• What is expected
Go through the entries below and say how many lines contain the string "belegdatum"; write only that number.

• Source data
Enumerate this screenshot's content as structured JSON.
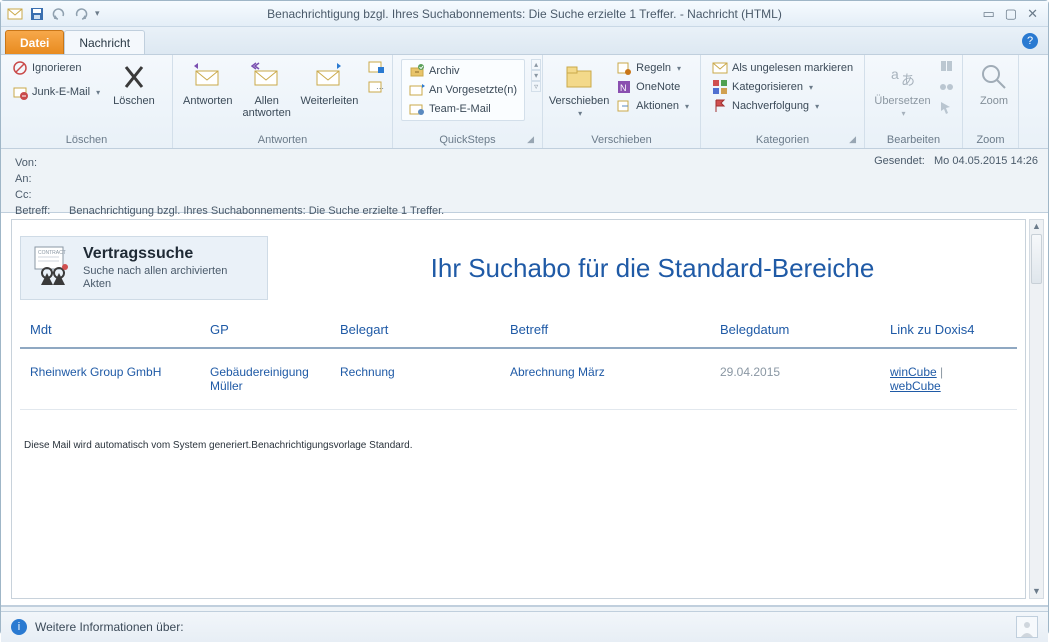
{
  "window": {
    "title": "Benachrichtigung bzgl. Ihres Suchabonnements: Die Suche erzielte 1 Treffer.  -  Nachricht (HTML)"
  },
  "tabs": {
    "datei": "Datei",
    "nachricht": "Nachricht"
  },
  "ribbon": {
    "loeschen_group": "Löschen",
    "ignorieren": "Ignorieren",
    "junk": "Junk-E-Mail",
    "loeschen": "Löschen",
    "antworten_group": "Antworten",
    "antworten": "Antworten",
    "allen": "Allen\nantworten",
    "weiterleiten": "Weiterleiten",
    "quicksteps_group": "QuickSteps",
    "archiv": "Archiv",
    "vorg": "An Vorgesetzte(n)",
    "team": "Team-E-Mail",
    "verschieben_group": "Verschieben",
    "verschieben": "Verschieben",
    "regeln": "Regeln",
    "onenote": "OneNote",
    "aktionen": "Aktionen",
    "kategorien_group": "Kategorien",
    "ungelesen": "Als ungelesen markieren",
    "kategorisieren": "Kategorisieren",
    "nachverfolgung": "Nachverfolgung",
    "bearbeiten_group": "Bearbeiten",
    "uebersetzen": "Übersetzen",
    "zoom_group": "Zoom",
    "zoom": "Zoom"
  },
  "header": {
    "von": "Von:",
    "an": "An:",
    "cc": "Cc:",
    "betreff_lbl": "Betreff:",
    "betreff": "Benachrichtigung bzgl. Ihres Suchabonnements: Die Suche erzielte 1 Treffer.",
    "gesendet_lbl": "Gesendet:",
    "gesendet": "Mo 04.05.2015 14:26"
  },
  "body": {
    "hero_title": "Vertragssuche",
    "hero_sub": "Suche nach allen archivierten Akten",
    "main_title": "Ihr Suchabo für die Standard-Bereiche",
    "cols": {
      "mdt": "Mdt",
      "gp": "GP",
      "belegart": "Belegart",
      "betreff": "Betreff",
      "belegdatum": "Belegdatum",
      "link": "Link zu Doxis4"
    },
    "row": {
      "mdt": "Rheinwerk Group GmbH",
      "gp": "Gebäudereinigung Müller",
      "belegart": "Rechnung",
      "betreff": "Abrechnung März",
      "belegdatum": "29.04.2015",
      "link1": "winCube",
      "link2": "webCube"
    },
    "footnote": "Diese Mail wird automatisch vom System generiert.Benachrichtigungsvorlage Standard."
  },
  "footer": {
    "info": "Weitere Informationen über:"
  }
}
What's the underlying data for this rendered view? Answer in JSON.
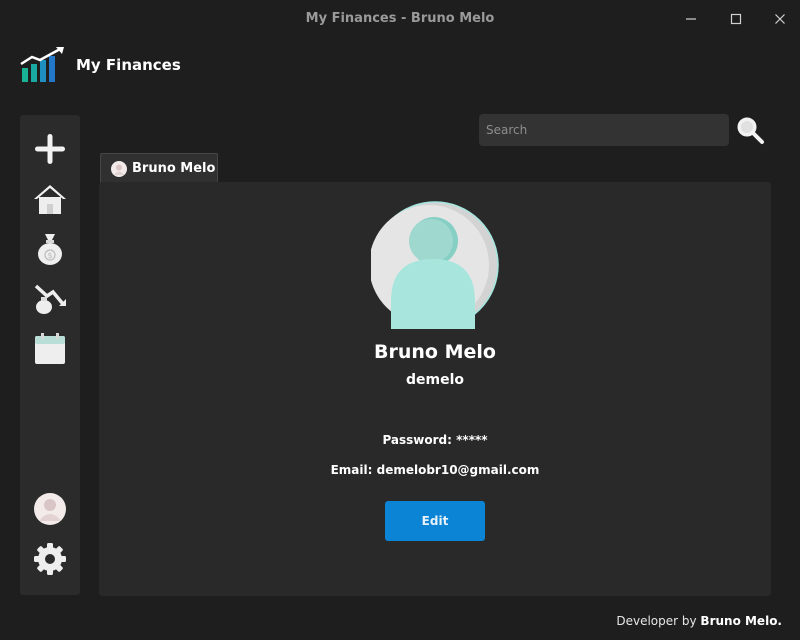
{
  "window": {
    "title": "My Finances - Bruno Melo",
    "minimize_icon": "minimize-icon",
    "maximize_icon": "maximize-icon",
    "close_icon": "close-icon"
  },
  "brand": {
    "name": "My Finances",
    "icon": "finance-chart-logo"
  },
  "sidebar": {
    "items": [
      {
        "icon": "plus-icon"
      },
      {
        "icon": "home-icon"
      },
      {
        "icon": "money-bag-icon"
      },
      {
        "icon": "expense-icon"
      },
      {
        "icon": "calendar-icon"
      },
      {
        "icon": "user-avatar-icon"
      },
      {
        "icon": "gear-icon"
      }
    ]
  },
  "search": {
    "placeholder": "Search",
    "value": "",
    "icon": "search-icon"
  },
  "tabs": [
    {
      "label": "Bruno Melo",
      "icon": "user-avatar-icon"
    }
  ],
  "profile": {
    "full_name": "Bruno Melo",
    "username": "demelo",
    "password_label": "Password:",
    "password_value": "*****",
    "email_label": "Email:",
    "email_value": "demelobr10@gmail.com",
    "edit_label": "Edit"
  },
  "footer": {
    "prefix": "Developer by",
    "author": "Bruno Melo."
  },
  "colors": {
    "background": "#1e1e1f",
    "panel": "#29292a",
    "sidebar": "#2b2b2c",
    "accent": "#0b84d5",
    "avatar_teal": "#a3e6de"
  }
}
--
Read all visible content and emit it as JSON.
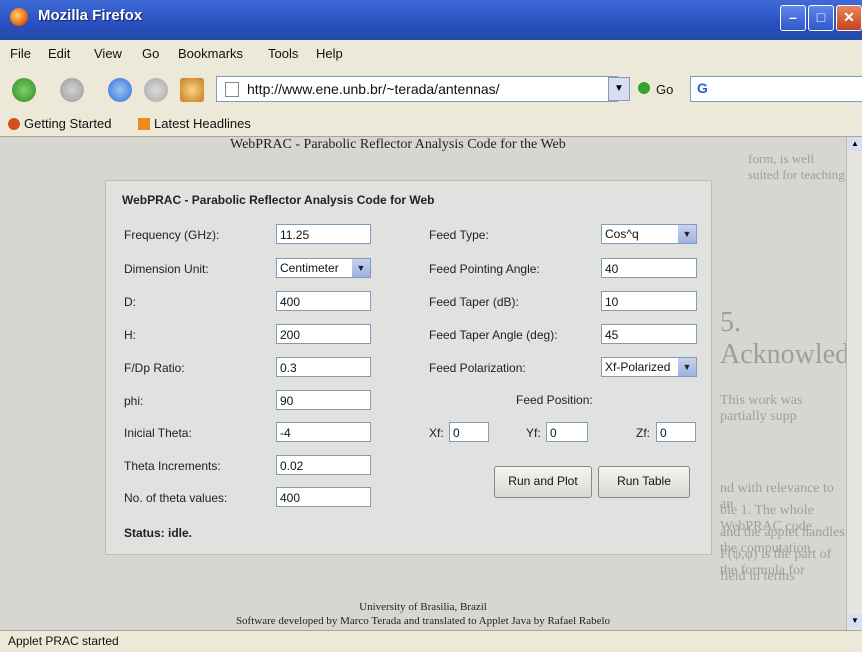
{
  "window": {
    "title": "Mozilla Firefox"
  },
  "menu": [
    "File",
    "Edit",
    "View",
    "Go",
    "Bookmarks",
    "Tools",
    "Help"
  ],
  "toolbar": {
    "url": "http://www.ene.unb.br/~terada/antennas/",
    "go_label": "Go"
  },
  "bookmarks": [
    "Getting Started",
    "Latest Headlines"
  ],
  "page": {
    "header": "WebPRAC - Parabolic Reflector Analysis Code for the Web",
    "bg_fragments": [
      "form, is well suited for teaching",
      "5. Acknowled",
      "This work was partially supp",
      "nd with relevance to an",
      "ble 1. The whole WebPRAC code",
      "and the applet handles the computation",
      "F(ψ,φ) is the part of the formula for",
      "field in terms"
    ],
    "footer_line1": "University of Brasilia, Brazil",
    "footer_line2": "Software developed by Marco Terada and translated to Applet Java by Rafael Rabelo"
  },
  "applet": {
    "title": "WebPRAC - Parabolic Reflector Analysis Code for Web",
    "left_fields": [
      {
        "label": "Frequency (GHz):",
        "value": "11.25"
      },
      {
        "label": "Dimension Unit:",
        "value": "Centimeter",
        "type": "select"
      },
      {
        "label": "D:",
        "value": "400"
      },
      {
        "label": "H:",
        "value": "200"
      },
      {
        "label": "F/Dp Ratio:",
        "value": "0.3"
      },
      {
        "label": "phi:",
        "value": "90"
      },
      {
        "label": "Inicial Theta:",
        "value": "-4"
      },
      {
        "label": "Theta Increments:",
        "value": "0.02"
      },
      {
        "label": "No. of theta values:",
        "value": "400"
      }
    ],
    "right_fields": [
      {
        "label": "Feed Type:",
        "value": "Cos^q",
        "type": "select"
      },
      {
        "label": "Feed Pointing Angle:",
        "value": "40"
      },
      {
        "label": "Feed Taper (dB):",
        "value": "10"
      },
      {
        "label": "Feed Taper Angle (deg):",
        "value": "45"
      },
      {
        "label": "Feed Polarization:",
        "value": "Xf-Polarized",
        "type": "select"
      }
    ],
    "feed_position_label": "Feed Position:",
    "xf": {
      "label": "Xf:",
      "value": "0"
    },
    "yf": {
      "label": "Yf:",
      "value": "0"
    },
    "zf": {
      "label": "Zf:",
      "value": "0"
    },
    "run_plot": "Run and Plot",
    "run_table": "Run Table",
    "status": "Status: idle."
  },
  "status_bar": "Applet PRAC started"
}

• Expected output
2